__EXERCISE INSTRUCTIONS__. Every record, from first to last, should be retyped word for word.
_ _ _ _ _ _ _
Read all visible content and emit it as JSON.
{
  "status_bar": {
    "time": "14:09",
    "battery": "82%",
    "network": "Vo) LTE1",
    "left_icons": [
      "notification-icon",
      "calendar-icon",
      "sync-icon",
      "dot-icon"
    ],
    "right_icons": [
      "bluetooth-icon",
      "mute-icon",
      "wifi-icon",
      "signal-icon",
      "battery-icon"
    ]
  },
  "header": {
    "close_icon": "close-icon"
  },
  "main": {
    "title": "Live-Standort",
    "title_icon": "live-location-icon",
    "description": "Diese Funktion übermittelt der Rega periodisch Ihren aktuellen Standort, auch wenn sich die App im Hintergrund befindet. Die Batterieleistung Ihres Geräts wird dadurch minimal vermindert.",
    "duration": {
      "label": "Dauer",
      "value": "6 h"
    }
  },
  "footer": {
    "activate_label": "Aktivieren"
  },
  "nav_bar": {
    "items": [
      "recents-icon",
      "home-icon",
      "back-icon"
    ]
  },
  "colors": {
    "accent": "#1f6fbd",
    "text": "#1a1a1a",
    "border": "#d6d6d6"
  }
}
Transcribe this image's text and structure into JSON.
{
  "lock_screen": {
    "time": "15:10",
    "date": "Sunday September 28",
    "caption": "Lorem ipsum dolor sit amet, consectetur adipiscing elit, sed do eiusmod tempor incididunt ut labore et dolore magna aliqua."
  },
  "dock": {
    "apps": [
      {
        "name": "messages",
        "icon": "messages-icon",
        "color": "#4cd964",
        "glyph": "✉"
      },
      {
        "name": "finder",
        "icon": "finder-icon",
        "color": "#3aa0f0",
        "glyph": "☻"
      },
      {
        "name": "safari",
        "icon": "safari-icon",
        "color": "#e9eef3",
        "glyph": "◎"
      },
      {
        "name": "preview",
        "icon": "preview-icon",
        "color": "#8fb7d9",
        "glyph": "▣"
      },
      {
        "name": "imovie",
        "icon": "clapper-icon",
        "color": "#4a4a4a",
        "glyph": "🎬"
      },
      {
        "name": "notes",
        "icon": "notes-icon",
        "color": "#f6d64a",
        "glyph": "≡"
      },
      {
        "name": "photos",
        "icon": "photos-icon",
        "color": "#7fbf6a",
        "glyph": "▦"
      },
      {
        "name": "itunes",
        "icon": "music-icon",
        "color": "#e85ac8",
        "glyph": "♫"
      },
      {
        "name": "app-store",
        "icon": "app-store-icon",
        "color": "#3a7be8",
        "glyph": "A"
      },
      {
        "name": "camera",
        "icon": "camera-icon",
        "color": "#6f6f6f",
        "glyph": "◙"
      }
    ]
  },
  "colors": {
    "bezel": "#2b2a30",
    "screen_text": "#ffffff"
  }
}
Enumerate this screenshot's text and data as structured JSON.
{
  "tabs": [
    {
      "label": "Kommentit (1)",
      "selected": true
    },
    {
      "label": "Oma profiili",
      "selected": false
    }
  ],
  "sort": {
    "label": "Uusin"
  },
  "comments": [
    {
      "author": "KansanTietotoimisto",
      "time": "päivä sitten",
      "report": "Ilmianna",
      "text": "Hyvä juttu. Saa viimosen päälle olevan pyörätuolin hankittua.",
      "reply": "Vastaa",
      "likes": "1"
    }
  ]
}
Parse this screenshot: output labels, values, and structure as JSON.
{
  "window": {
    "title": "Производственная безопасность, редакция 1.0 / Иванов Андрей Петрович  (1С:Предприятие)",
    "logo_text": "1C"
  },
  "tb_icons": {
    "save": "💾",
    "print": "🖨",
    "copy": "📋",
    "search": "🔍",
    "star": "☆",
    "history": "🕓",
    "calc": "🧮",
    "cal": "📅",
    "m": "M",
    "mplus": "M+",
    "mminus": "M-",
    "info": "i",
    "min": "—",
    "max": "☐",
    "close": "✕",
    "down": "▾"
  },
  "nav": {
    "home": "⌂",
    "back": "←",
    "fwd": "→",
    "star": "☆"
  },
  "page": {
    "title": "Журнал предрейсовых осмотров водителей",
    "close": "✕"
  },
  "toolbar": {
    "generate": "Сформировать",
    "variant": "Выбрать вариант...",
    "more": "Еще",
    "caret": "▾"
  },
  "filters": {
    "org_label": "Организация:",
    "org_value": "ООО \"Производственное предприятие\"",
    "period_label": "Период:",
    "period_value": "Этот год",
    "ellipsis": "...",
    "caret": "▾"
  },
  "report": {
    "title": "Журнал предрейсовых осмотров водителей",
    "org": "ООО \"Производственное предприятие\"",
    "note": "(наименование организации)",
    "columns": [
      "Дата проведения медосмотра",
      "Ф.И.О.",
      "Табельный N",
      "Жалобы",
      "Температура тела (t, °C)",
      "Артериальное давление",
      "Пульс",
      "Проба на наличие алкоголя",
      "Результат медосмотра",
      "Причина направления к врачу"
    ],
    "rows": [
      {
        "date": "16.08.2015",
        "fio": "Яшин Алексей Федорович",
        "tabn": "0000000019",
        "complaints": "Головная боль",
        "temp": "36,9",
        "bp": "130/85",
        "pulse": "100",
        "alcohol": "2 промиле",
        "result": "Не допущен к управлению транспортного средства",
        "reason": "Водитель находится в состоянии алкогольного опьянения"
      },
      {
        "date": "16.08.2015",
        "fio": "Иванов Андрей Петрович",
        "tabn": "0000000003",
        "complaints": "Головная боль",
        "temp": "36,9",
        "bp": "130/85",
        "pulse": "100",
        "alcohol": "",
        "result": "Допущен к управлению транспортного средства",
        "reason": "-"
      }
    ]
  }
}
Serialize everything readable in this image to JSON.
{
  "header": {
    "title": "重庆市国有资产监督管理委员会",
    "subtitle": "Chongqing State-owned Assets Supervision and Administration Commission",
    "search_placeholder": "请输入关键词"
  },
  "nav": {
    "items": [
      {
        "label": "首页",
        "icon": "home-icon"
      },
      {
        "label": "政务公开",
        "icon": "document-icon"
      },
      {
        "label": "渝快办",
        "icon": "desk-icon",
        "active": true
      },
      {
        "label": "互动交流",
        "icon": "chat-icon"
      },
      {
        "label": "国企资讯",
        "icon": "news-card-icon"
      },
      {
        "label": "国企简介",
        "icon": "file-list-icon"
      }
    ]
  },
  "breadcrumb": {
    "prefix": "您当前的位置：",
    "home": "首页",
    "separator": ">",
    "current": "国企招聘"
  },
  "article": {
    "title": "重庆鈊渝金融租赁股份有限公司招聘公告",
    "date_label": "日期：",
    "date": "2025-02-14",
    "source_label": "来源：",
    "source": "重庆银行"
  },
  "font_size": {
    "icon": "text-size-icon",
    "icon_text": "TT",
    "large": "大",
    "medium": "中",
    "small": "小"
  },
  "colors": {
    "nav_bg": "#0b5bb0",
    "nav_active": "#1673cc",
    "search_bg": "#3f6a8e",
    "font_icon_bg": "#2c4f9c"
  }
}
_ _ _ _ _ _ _
__RESPONSE FOR THIS EXERCISE__.
Read all visible content and emit it as JSON.
{
  "status_bar": {
    "time": "14:09",
    "battery": "82%",
    "network": "Vo) LTE1",
    "left_icons": [
      "notification-icon",
      "calendar-icon",
      "sync-icon",
      "dot-icon"
    ],
    "right_icons": [
      "bluetooth-icon",
      "mute-icon",
      "wifi-icon",
      "signal-icon",
      "battery-icon"
    ]
  },
  "header": {
    "close_icon": "close-icon"
  },
  "main": {
    "title": "Live-Standort",
    "title_icon": "live-location-icon",
    "description": "Diese Funktion übermittelt der Rega periodisch Ihren aktuellen Standort, auch wenn sich die App im Hintergrund befindet. Die Batterieleistung Ihres Geräts wird dadurch minimal vermindert.",
    "duration": {
      "label": "Dauer",
      "value": "6 h"
    }
  },
  "footer": {
    "activate_label": "Aktivieren"
  },
  "nav_bar": {
    "items": [
      "recents-icon",
      "home-icon",
      "back-icon"
    ]
  },
  "colors": {
    "accent": "#1f6fbd",
    "text": "#1a1a1a",
    "border": "#d6d6d6"
  }
}
Transcribe this image's text and structure into JSON.
{
  "lock_screen": {
    "time": "15:10",
    "date": "Sunday September 28",
    "caption": "Lorem ipsum dolor sit amet, consectetur adipiscing elit, sed do eiusmod tempor incididunt ut labore et dolore magna aliqua."
  },
  "dock": {
    "apps": [
      {
        "name": "messages",
        "icon": "messages-icon",
        "color": "#4cd964",
        "glyph": "✉"
      },
      {
        "name": "finder",
        "icon": "finder-icon",
        "color": "#3aa0f0",
        "glyph": "☻"
      },
      {
        "name": "safari",
        "icon": "safari-icon",
        "color": "#e9eef3",
        "glyph": "◎"
      },
      {
        "name": "preview",
        "icon": "preview-icon",
        "color": "#8fb7d9",
        "glyph": "▣"
      },
      {
        "name": "imovie",
        "icon": "clapper-icon",
        "color": "#4a4a4a",
        "glyph": "🎬"
      },
      {
        "name": "notes",
        "icon": "notes-icon",
        "color": "#f6d64a",
        "glyph": "≡"
      },
      {
        "name": "photos",
        "icon": "photos-icon",
        "color": "#7fbf6a",
        "glyph": "▦"
      },
      {
        "name": "itunes",
        "icon": "music-icon",
        "color": "#e85ac8",
        "glyph": "♫"
      },
      {
        "name": "app-store",
        "icon": "app-store-icon",
        "color": "#3a7be8",
        "glyph": "A"
      },
      {
        "name": "camera",
        "icon": "camera-icon",
        "color": "#6f6f6f",
        "glyph": "◙"
      }
    ]
  },
  "colors": {
    "bezel": "#2b2a30",
    "screen_text": "#ffffff"
  }
}
Enumerate this screenshot's text and data as structured JSON.
{
  "tabs": [
    {
      "label": "Kommentit (1)",
      "selected": true
    },
    {
      "label": "Oma profiili",
      "selected": false
    }
  ],
  "sort": {
    "label": "Uusin"
  },
  "comments": [
    {
      "author": "KansanTietotoimisto",
      "time": "päivä sitten",
      "report": "Ilmianna",
      "text": "Hyvä juttu. Saa viimosen päälle olevan pyörätuolin hankittua.",
      "reply": "Vastaa",
      "likes": "1"
    }
  ]
}
Parse this screenshot: output labels, values, and structure as JSON.
{
  "window": {
    "title": "Производственная безопасность, редакция 1.0 / Иванов Андрей Петрович  (1С:Предприятие)",
    "logo_text": "1C"
  },
  "tb_icons": {
    "save": "💾",
    "print": "🖨",
    "copy": "📋",
    "search": "🔍",
    "star": "☆",
    "history": "🕓",
    "calc": "🧮",
    "cal": "📅",
    "m": "M",
    "mplus": "M+",
    "mminus": "M-",
    "info": "i",
    "min": "—",
    "max": "☐",
    "close": "✕",
    "down": "▾"
  },
  "nav": {
    "home": "⌂",
    "back": "←",
    "fwd": "→",
    "star": "☆"
  },
  "page": {
    "title": "Журнал предрейсовых осмотров водителей",
    "close": "✕"
  },
  "toolbar": {
    "generate": "Сформировать",
    "variant": "Выбрать вариант...",
    "more": "Еще",
    "caret": "▾"
  },
  "filters": {
    "org_label": "Организация:",
    "org_value": "ООО \"Производственное предприятие\"",
    "period_label": "Период:",
    "period_value": "Этот год",
    "ellipsis": "...",
    "caret": "▾"
  },
  "report": {
    "title": "Журнал предрейсовых осмотров водителей",
    "org": "ООО \"Производственное предприятие\"",
    "note": "(наименование организации)",
    "columns": [
      "Дата проведения медосмотра",
      "Ф.И.О.",
      "Табельный N",
      "Жалобы",
      "Температура тела (t, °C)",
      "Артериальное давление",
      "Пульс",
      "Проба на наличие алкоголя",
      "Результат медосмотра",
      "Причина направления к врачу"
    ],
    "rows": [
      {
        "date": "16.08.2015",
        "fio": "Яшин Алексей Федорович",
        "tabn": "0000000019",
        "complaints": "Головная боль",
        "temp": "36,9",
        "bp": "130/85",
        "pulse": "100",
        "alcohol": "2 промиле",
        "result": "Не допущен к управлению транспортного средства",
        "reason": "Водитель находится в состоянии алкогольного опьянения"
      },
      {
        "date": "16.08.2015",
        "fio": "Иванов Андрей Петрович",
        "tabn": "0000000003",
        "complaints": "Головная боль",
        "temp": "36,9",
        "bp": "130/85",
        "pulse": "100",
        "alcohol": "",
        "result": "Допущен к управлению транспортного средства",
        "reason": "-"
      }
    ]
  }
}
Serialize everything readable in this image to JSON.
{
  "header": {
    "title": "重庆市国有资产监督管理委员会",
    "subtitle": "Chongqing State-owned Assets Supervision and Administration Commission",
    "search_placeholder": "请输入关键词"
  },
  "nav": {
    "items": [
      {
        "label": "首页",
        "icon": "home-icon"
      },
      {
        "label": "政务公开",
        "icon": "document-icon"
      },
      {
        "label": "渝快办",
        "icon": "desk-icon",
        "active": true
      },
      {
        "label": "互动交流",
        "icon": "chat-icon"
      },
      {
        "label": "国企资讯",
        "icon": "news-card-icon"
      },
      {
        "label": "国企简介",
        "icon": "file-list-icon"
      }
    ]
  },
  "breadcrumb": {
    "prefix": "您当前的位置：",
    "home": "首页",
    "separator": ">",
    "current": "国企招聘"
  },
  "article": {
    "title": "重庆鈊渝金融租赁股份有限公司招聘公告",
    "date_label": "日期：",
    "date": "2025-02-14",
    "source_label": "来源：",
    "source": "重庆银行"
  },
  "font_size": {
    "icon": "text-size-icon",
    "icon_text": "TT",
    "large": "大",
    "medium": "中",
    "small": "小"
  },
  "colors": {
    "nav_bg": "#0b5bb0",
    "nav_active": "#1673cc",
    "search_bg": "#3f6a8e",
    "font_icon_bg": "#2c4f9c"
  }
}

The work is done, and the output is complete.